<<<<

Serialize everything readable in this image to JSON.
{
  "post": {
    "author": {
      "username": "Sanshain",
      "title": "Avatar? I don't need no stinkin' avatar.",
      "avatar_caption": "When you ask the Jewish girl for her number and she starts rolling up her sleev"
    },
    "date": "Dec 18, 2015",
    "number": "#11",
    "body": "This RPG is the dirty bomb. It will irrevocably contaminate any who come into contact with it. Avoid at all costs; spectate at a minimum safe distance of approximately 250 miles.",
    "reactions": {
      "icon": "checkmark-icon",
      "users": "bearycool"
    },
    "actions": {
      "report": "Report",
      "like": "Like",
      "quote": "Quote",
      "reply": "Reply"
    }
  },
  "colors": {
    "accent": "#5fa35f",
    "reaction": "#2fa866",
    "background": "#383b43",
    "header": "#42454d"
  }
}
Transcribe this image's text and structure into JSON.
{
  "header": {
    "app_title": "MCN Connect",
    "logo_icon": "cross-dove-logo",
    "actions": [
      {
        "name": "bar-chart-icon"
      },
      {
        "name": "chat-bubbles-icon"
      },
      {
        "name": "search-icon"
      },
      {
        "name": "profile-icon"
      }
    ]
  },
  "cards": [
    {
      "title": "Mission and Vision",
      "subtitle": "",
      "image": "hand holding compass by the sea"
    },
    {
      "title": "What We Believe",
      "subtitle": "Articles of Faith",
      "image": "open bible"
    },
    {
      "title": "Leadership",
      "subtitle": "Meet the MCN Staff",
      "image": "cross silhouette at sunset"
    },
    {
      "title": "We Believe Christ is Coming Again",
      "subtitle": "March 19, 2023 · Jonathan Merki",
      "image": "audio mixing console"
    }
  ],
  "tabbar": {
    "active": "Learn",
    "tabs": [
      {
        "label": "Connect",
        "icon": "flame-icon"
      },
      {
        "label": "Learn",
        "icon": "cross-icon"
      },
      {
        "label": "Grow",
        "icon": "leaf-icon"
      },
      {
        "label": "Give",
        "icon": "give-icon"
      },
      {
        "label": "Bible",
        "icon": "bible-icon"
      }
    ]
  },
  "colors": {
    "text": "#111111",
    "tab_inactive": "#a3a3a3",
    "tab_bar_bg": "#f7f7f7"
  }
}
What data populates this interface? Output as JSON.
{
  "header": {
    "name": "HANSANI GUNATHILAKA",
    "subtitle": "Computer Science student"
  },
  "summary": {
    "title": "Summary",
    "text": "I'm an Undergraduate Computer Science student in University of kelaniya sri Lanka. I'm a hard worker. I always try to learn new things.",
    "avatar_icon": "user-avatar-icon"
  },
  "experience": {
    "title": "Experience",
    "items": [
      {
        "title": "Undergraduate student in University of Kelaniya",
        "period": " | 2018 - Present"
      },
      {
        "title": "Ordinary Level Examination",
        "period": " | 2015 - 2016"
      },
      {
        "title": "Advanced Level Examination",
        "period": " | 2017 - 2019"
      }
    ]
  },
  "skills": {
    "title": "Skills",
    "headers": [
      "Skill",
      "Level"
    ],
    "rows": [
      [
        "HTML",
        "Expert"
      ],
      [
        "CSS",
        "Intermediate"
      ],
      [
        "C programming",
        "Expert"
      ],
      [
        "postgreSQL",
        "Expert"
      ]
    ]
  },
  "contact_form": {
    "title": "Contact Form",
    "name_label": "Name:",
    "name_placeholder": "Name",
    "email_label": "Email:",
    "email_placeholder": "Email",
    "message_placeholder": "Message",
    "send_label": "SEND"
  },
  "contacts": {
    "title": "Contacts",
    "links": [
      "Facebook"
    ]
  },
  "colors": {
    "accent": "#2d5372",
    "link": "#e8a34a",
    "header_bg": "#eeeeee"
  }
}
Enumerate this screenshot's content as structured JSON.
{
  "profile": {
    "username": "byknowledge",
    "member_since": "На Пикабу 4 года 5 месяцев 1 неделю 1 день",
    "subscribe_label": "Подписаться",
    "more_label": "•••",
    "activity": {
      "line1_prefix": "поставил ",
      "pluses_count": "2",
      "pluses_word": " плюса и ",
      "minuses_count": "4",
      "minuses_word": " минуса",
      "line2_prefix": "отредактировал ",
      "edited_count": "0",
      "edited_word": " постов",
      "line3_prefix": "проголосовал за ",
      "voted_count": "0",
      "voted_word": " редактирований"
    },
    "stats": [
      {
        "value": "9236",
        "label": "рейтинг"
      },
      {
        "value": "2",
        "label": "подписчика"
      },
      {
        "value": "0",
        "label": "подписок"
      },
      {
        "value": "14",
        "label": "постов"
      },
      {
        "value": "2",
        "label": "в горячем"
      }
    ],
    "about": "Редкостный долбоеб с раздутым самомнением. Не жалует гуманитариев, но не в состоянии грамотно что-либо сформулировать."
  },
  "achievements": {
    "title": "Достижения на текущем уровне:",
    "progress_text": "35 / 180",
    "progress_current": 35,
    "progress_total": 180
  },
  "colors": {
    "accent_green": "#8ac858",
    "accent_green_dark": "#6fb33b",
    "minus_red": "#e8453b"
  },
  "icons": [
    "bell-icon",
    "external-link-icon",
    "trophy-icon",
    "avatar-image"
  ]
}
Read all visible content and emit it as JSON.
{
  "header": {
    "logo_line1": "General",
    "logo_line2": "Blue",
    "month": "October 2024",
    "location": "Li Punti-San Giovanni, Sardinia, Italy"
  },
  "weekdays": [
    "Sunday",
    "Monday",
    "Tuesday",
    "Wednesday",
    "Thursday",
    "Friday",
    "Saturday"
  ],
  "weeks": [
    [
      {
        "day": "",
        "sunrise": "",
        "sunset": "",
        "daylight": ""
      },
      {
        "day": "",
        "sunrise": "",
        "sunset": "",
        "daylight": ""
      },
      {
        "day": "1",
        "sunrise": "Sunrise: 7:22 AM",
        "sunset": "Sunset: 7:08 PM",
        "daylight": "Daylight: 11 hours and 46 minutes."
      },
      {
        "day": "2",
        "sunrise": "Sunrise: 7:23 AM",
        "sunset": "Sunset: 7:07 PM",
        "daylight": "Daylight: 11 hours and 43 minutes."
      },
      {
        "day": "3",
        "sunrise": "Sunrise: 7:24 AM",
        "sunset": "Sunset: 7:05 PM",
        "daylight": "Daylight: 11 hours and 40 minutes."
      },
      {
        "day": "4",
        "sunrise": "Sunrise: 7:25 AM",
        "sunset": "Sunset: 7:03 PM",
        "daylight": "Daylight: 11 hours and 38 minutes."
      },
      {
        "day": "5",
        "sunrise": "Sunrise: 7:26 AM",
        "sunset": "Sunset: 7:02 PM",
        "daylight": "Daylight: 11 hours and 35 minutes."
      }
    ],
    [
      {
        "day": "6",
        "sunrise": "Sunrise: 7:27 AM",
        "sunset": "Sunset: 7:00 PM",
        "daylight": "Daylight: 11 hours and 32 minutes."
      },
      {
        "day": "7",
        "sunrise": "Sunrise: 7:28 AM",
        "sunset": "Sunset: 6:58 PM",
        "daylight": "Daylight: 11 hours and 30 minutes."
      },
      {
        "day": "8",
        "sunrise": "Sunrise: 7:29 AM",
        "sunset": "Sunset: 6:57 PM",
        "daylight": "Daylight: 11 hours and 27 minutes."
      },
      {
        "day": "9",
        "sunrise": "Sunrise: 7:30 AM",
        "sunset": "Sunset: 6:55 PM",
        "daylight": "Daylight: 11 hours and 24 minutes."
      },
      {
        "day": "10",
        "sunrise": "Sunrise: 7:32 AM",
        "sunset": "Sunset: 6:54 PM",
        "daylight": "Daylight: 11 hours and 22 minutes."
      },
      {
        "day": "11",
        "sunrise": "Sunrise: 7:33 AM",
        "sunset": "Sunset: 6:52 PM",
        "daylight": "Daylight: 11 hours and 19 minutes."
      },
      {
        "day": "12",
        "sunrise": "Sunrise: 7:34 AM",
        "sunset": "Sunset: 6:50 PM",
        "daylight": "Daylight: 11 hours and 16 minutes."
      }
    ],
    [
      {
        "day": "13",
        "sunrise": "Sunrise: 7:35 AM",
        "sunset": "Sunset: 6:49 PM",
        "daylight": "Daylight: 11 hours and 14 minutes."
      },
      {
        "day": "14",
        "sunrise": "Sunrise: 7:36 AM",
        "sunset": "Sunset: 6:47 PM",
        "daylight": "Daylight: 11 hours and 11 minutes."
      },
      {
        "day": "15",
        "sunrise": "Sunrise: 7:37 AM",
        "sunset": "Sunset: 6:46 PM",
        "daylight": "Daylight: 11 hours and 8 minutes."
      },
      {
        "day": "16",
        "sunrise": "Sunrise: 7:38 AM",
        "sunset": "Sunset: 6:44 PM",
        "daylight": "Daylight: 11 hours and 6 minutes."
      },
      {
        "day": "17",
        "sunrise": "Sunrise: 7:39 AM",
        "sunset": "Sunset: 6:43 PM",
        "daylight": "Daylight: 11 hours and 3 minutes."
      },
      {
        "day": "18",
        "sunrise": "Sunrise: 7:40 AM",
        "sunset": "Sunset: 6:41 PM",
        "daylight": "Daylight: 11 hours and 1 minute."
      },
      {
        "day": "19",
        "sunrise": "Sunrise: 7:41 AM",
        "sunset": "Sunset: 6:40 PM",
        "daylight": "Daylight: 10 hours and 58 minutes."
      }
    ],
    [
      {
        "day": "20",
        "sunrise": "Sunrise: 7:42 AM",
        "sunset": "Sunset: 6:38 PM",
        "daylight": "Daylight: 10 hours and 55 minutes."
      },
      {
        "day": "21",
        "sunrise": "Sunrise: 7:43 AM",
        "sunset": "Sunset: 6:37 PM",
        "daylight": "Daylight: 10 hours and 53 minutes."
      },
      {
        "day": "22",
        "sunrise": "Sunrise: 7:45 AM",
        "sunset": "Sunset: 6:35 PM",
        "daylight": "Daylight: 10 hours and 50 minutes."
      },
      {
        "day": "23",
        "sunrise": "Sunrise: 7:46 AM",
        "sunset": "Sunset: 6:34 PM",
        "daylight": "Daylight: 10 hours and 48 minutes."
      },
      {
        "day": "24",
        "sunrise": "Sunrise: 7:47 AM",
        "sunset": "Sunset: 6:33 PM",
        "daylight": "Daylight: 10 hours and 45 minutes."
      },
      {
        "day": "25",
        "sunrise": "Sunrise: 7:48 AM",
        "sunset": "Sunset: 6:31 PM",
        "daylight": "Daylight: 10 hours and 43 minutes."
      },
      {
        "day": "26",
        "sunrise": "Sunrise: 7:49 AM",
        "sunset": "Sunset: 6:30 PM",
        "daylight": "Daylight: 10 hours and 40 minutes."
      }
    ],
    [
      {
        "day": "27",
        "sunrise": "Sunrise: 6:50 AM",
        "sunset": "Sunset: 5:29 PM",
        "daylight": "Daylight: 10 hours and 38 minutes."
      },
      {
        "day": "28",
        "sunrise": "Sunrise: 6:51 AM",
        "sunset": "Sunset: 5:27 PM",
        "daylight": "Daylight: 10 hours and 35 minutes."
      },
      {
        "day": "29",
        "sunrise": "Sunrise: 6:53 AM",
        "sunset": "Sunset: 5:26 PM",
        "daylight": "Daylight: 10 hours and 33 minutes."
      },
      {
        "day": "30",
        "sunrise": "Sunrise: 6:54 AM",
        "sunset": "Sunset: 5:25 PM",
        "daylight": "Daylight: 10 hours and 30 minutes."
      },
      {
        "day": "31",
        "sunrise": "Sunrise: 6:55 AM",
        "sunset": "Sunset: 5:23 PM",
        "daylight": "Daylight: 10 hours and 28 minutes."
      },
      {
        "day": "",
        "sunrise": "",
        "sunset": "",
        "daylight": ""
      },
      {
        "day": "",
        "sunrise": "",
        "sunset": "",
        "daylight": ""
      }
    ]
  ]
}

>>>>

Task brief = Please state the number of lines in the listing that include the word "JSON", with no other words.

Result of the task = 5